Task goal: Retype the whole listing below exactly, keeping every picture out of it.

Data for this task:
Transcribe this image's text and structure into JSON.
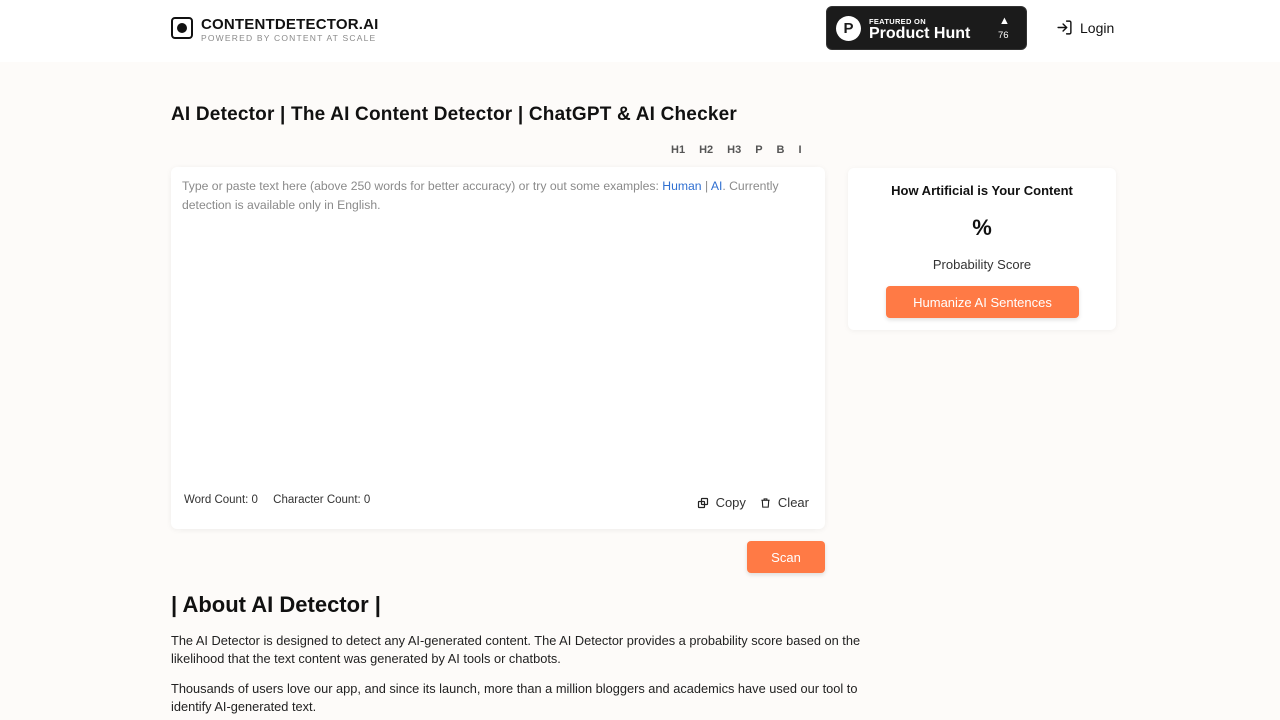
{
  "header": {
    "logo_name": "CONTENTDETECTOR.AI",
    "logo_tagline": "POWERED BY CONTENT AT SCALE",
    "producthunt": {
      "small_label": "FEATURED ON",
      "big_label": "Product Hunt",
      "arrow": "▲",
      "count": "76"
    },
    "login_label": "Login"
  },
  "page_title": "AI Detector | The AI Content Detector | ChatGPT & AI Checker",
  "toolbar": {
    "h1": "H1",
    "h2": "H2",
    "h3": "H3",
    "p": "P",
    "b": "B",
    "i": "I"
  },
  "editor": {
    "placeholder_before": "Type or paste text here (above 250 words for better accuracy) or try out some examples: ",
    "example_human": "Human",
    "separator": " | ",
    "example_ai": "AI",
    "placeholder_after": ". Currently detection is available only in English.",
    "word_count": "Word Count: 0",
    "char_count": "Character Count: 0",
    "copy_label": "Copy",
    "clear_label": "Clear"
  },
  "score_card": {
    "title": "How Artificial is Your Content",
    "percent": "%",
    "label": "Probability Score",
    "humanize_label": "Humanize AI Sentences"
  },
  "scan_label": "Scan",
  "about": {
    "title": "| About AI Detector |",
    "p1": "The AI Detector is designed to detect any AI-generated content. The AI Detector provides a probability score based on the likelihood that the text content was generated by AI tools or chatbots.",
    "p2": "Thousands of users love our app, and since its launch, more than a million bloggers and academics have used our tool to identify AI-generated text."
  },
  "colors": {
    "accent": "#ff7a45",
    "link": "#2f6fd1",
    "background": "#fdfbf9"
  }
}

Output for this exercise:
Transcribe this image's text and structure into JSON.
{
  "header": {
    "logo_name": "CONTENTDETECTOR.AI",
    "logo_tagline": "POWERED BY CONTENT AT SCALE",
    "producthunt": {
      "small_label": "FEATURED ON",
      "big_label": "Product Hunt",
      "arrow": "▲",
      "count": "76"
    },
    "login_label": "Login"
  },
  "page_title": "AI Detector | The AI Content Detector | ChatGPT & AI Checker",
  "toolbar": {
    "h1": "H1",
    "h2": "H2",
    "h3": "H3",
    "p": "P",
    "b": "B",
    "i": "I"
  },
  "editor": {
    "placeholder_before": "Type or paste text here (above 250 words for better accuracy) or try out some examples: ",
    "example_human": "Human",
    "separator": " | ",
    "example_ai": "AI",
    "placeholder_after": ". Currently detection is available only in English.",
    "word_count": "Word Count: 0",
    "char_count": "Character Count: 0",
    "copy_label": "Copy",
    "clear_label": "Clear"
  },
  "score_card": {
    "title": "How Artificial is Your Content",
    "percent": "%",
    "label": "Probability Score",
    "humanize_label": "Humanize AI Sentences"
  },
  "scan_label": "Scan",
  "about": {
    "title": "| About AI Detector |",
    "p1": "The AI Detector is designed to detect any AI-generated content. The AI Detector provides a probability score based on the likelihood that the text content was generated by AI tools or chatbots.",
    "p2": "Thousands of users love our app, and since its launch, more than a million bloggers and academics have used our tool to identify AI-generated text."
  },
  "colors": {
    "accent": "#ff7a45",
    "link": "#2f6fd1",
    "background": "#fdfbf9"
  }
}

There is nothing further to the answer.